In the video Libera Me, repetitively showing a statue, Lee overturns relationships between a dynamic subject – the ‘I’ videotaping the statue – and a static object – the statue – in a process of conversion, through still to moving video image, metaphorically representing humanity’s endless desires and frustrations, repeated in the movement of the statue’s hand.
In the next period of his oeuvre, Lee addressed themes of life and death, shifting his viewpoint toward general aspects of life, and to faithful representation of emotion, which he felt in his life as an individual. In Creation, based on the concept, the process of human affairs is similar to the process of burning a candle, Lee conveys the message that, life is a process of extinction, and nobody is free from death. In Game, Lee carries the message, life is like a game, in which we always choose something, while in Nothing, a 90-minute video, he expresses the vanity of life, and that we all come from and eventually return to nothingness.
If his work of this period focuses on giving form to life, vanity, and fleetingness, with Flying Away, Lee visualizes what he felt, after viewing an old movie and its credits. This work overlaps the names he saw on screen, ascending into the sky, like birds flying, with the idea, many actors are probably in their old age, or are already deceased. In (In)visible, which began from the idea, “What’s behind contemporary people who live, just looking at the front?”, Lee naturally expresses the personal emotion he feels in life, day by day.

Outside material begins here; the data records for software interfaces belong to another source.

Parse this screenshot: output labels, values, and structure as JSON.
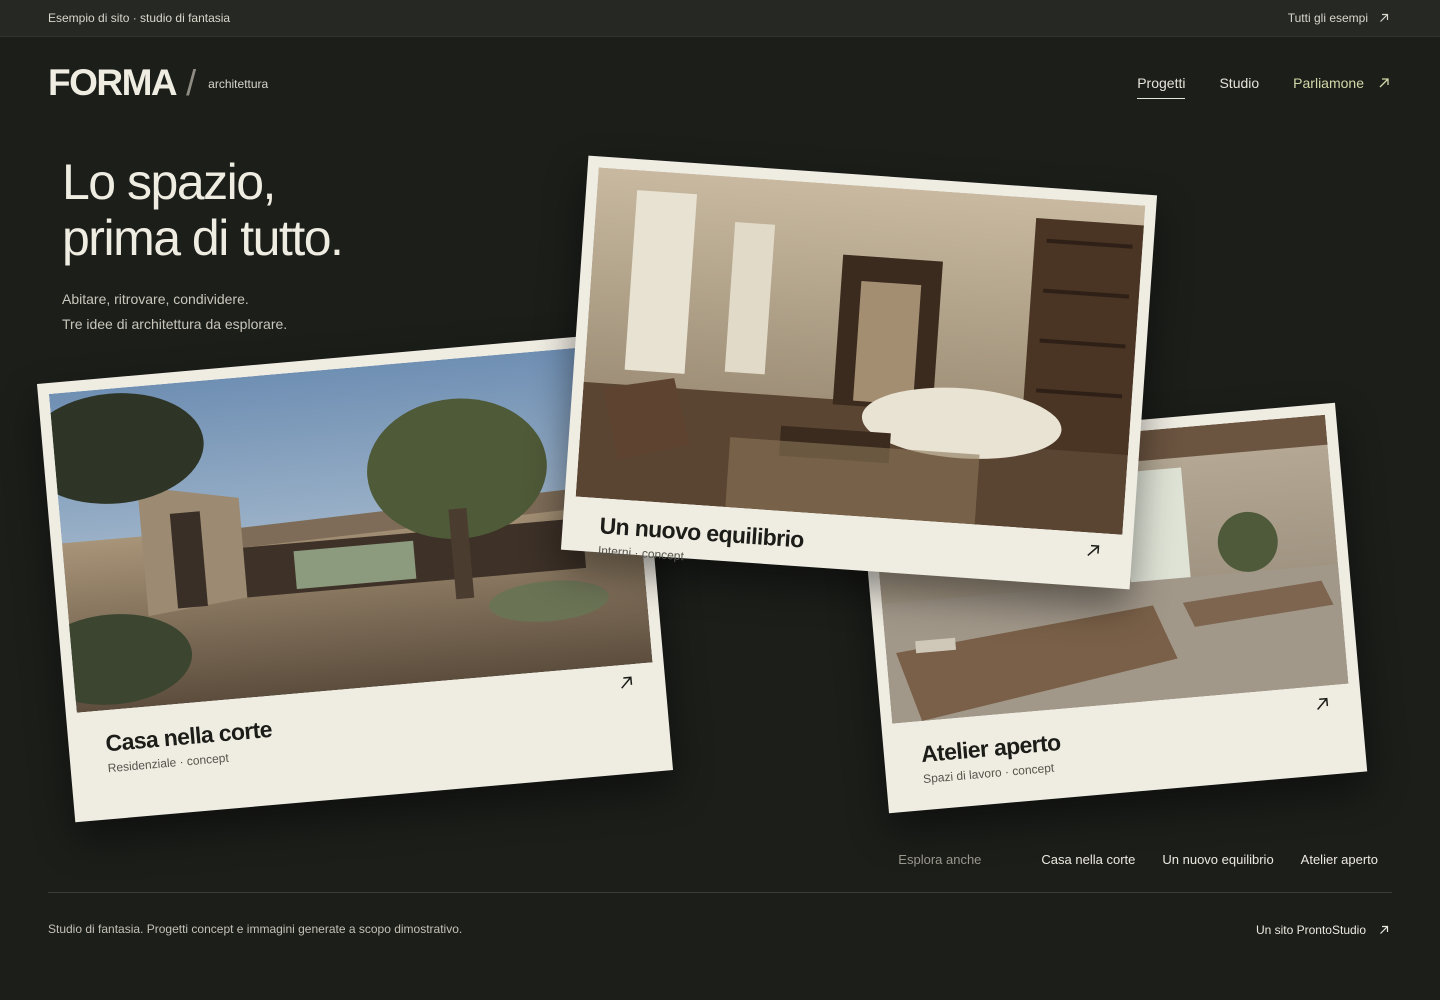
{
  "topbar": {
    "left_text": "Esempio di sito · studio di fantasia",
    "right_link": "Tutti gli esempi",
    "right_icon": "arrow-up-right-icon"
  },
  "brand": {
    "name": "FORMA",
    "separator": "/",
    "subtitle": "architettura"
  },
  "nav": {
    "items": [
      {
        "label": "Progetti",
        "active": true
      },
      {
        "label": "Studio",
        "active": false
      }
    ],
    "cta": {
      "label": "Parliamone",
      "icon": "arrow-up-right-icon"
    }
  },
  "hero": {
    "headline_line1": "Lo spazio,",
    "headline_line2": "prima di tutto.",
    "lead_line1": "Abitare, ritrovare, condividere.",
    "lead_line2": "Tre idee di architettura da esplorare."
  },
  "projects": [
    {
      "title": "Casa nella corte",
      "tag": "Residenziale · concept",
      "icon": "arrow-up-right-icon"
    },
    {
      "title": "Un nuovo equilibrio",
      "tag": "Interni · concept",
      "icon": "arrow-up-right-icon"
    },
    {
      "title": "Atelier aperto",
      "tag": "Spazi di lavoro · concept",
      "icon": "arrow-up-right-icon"
    }
  ],
  "explore": {
    "label": "Esplora anche",
    "links": [
      "Casa nella corte",
      "Un nuovo equilibrio",
      "Atelier aperto"
    ]
  },
  "footer": {
    "note": "Studio di fantasia. Progetti concept e immagini generate a scopo dimostrativo.",
    "credit": "Un sito ProntoStudio",
    "credit_icon": "arrow-up-right-icon"
  },
  "colors": {
    "background": "#1c1e1a",
    "card": "#efece2",
    "accent": "#d3d8a8",
    "text": "#e9e6dc"
  }
}
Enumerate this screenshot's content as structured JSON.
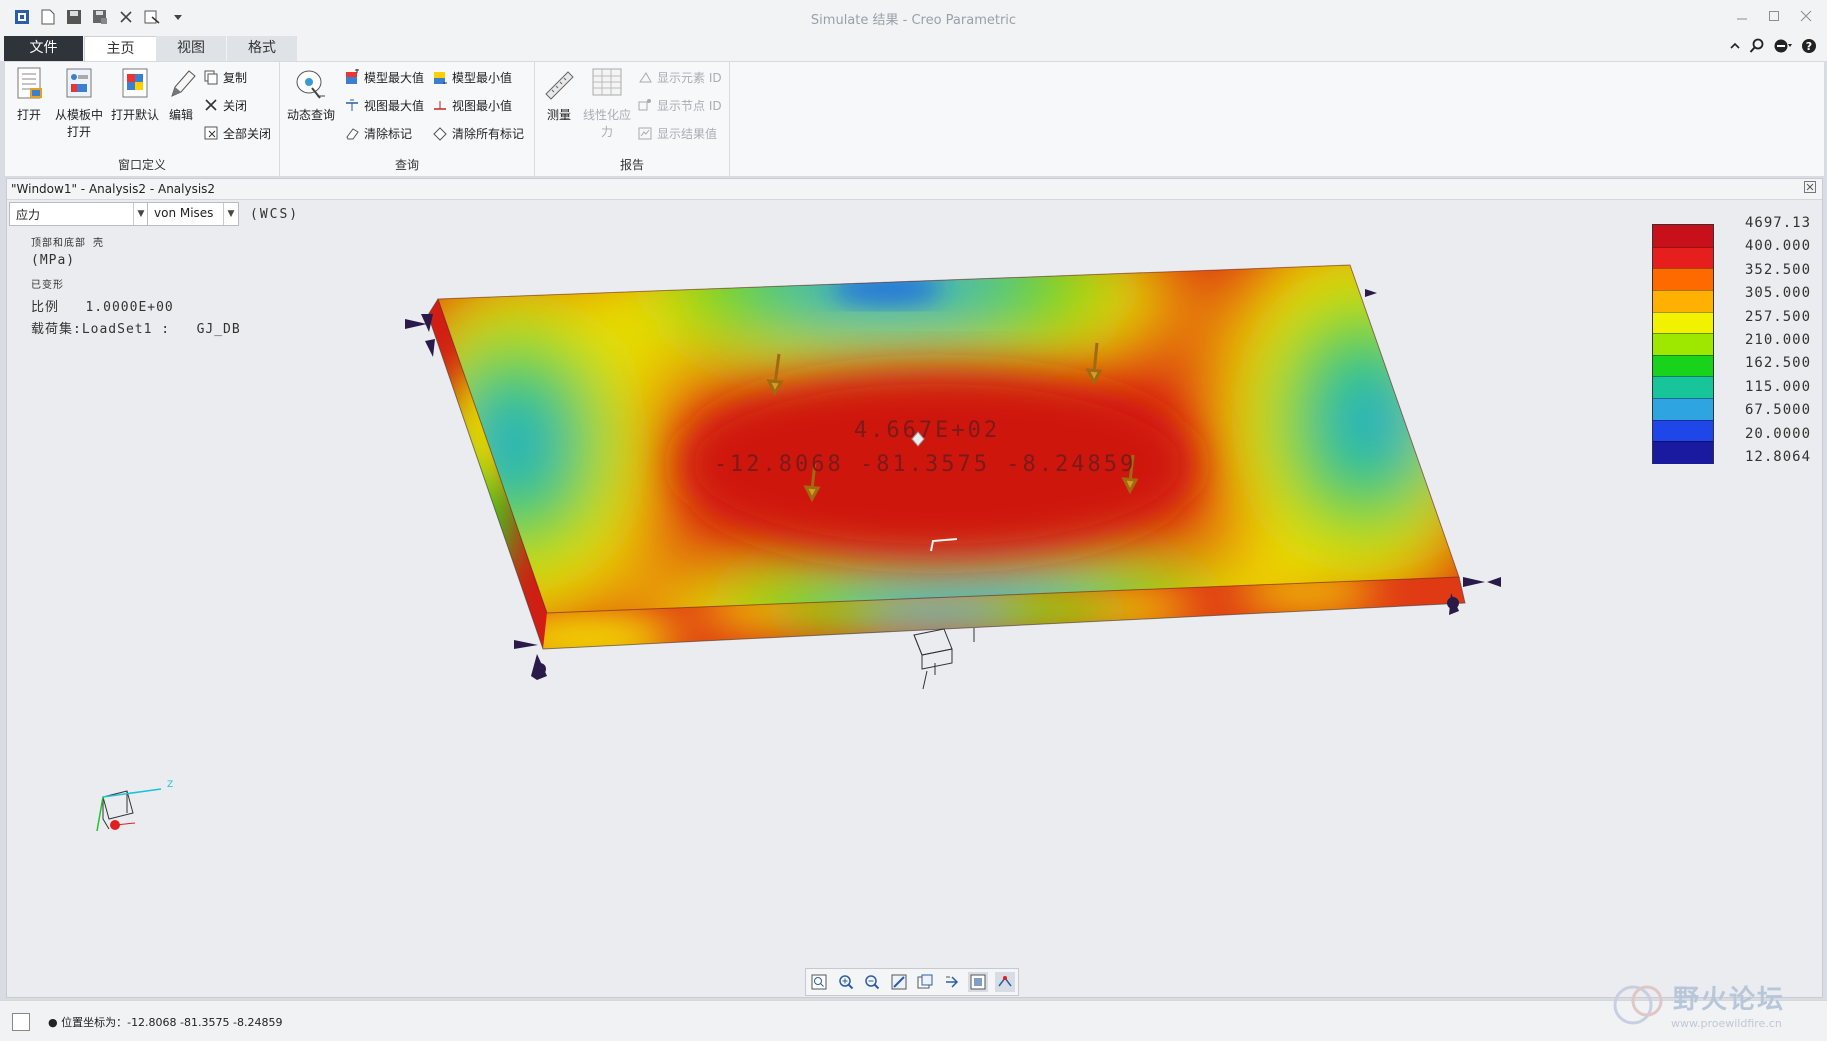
{
  "window": {
    "title": "Simulate 结果 - Creo Parametric"
  },
  "tabs": {
    "file": "文件",
    "home": "主页",
    "view": "视图",
    "format": "格式"
  },
  "ribbon": {
    "group1": {
      "label": "窗口定义",
      "open": "打开",
      "open_template_line1": "从模板中",
      "open_template_line2": "打开",
      "open_default": "打开默认",
      "edit": "编辑",
      "copy": "复制",
      "close": "关闭",
      "close_all": "全部关闭"
    },
    "group2": {
      "label": "查询",
      "dynamic_query": "动态查询",
      "model_max": "模型最大值",
      "model_min": "模型最小值",
      "view_max": "视图最大值",
      "view_min": "视图最小值",
      "clear_marks": "清除标记",
      "clear_all_marks": "清除所有标记"
    },
    "group3": {
      "label": "报告",
      "measure": "测量",
      "linearize_line1": "线性化应",
      "linearize_line2": "力",
      "show_element_id": "显示元素 ID",
      "show_node_id": "显示节点 ID",
      "show_result_value": "显示结果值"
    }
  },
  "viewport": {
    "title": "\"Window1\" - Analysis2 - Analysis2",
    "quantity": "应力",
    "component": "von Mises",
    "wcs": "(WCS)",
    "info": {
      "surface": "顶部和底部 壳",
      "units": "(MPa)",
      "deformed": "已变形",
      "scale": "比例   1.0000E+00",
      "loadset": "载荷集:LoadSet1 :   GJ_DB"
    },
    "probe": {
      "value": "4.667E+02",
      "coords": "-12.8068  -81.3575  -8.24859"
    }
  },
  "legend": {
    "values": [
      "4697.13",
      "400.000",
      "352.500",
      "305.000",
      "257.500",
      "210.000",
      "162.500",
      "115.000",
      "67.5000",
      "20.0000",
      "12.8064"
    ],
    "colors": [
      "#c8101a",
      "#e61e1e",
      "#ff6a00",
      "#ffb000",
      "#f2f200",
      "#9ee800",
      "#19d21c",
      "#18c49a",
      "#2ea4e0",
      "#1e46e8",
      "#1a1aa0"
    ]
  },
  "statusbar": {
    "text": "● 位置坐标为：-12.8068  -81.3575  -8.24859"
  },
  "watermark": {
    "text": "野火论坛",
    "url": "www.proewildfire.cn"
  }
}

In his recent works that focus mostly on photographs such as The Island, Babelstreet, and A City, Lee expresses a house as an isle isolated from individuals and society by dispensing with any depiction of windows and doors. Founded on the idea on his own life gradually isolated from society, he visualizes the issue of severance among contemporary humans, through the process of erasing windows, doors, and roads intermediating society and individual, individual and individual. The main point of his work here is about the question how an artist sticks to reality. His act comprising presentation, reflection, and discourse is close to a cultural practice, moving beyond a mere act of chronicling realities.
Open Studio – Lonely Water, Vacant Room is based on his idea that what the artist feels in his studio is like a voyage toward the unknown world, expressing fear of the future and life. Not for Sale, featuring an unexpected situation a work of art is sold despite the notice, “Not for sale,” shows a thought on boundary is closely associated with an act to go beyond it, exposing his conflict and irony between commercial and experimental value.
The advent of conceptual art has shifted a paradigm of art to ideas from the visual. As Paul Virilo stated, his thought on boundary seems to be trying to achieve the arts beyond art, showing the loss of effectiveness in the ‘strategy of perception’. Lee’s work poses questions on the existential horizon of life, expressing his poetic sensibility and conceptual themes that may appear serious and heavy, through a wide variety of methodologies based on extensive experiences.